When you think of the Washington Redskins, you think of Hall-of-Fame coach Joe Gibbs … and for a good reason. He delivered the only Lombardi Trophies – three of them – in the history of the franchise.
But Gibbs got there the hard way. He did it with three different quarterbacks, none of whom was a Hall-of-Famer, and he did it with three different star running backs – including unheralded rookie Timmy Smith, who set a Super Bowl record when he ran for 204 yards in Super Bowl XXII.
The secret? We asked Gibbs on the latest Talk of Fame Network radio broadcast.
“I had three great ones,” he said of his quarterbacks. “All three of those guys (Joe Theismann, Doug Williams and Mark Rypien) were at the top of their game, played great for us and were great leaders.”

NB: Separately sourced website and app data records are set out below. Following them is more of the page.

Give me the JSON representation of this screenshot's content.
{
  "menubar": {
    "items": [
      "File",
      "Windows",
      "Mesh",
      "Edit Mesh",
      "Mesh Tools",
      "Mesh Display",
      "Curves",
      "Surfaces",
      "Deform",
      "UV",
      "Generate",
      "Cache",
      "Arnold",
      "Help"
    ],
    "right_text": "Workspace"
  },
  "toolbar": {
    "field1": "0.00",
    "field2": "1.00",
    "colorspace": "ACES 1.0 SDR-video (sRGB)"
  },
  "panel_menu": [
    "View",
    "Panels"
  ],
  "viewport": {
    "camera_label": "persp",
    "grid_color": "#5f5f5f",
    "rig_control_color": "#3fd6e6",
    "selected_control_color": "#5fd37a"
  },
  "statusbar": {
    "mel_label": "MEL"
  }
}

But it wasn’t until Gibbs hosted a reunion two years ago of his four Super Bowl teams (the 1983 club lost in Super Bowl XVIII to Oakland) that, he said, he understood what made those Redskins work.
“What came out of that was the feeling everyone had for each other,” he said. “I really think for us it was kind of a total team feeling. Everybody loved being a Redskin. It was a great place to play. I think it’s the great sports franchise in the world. Our coaching staff was awesome, and our owner was special. It was just one of those things where I just got in the right place at the right time.”
Of course, it was more than that. Under GM Bobby Beathard, Gibbs assembled one of the finest coaching staffs in modern-era football and introduced the counter-trey that became the signature to his teams and helped backs like Timmy Smith to big games. It was innovative … and, as Gibbs freely admits, it wasn’t his idea.
“We took it from somebody else,” he said. “We were watching film for the draft, and we were trying to watch offensive linemen. And we were watching a college team … if I’m not mistaken, it was Nebraska … and, all of a sudden we see the backside guard and the backside tackle pull. And the guard kicks out on the strong side, the back faked like he was going weak and, of course, out of the I formation … it’s how they ran it … it was a great misdirection. And I said, ‘Oh my gosh, run that back.’ So we copied it down, and then we started making different variations and changes to it.
“I remember we ran it in a game, and we went out to play Seattle the second time we used it. We ran the exact same blocking combination, but we went with a play-action out of it. And I’ve never see it to this day, (but) everybody on the Seattle defense was within three yards of the line of scrimmage. Our receiver, Art Monk, was 30 yards behind everybody, (and) Theismann just lobbed it straight up in the air.”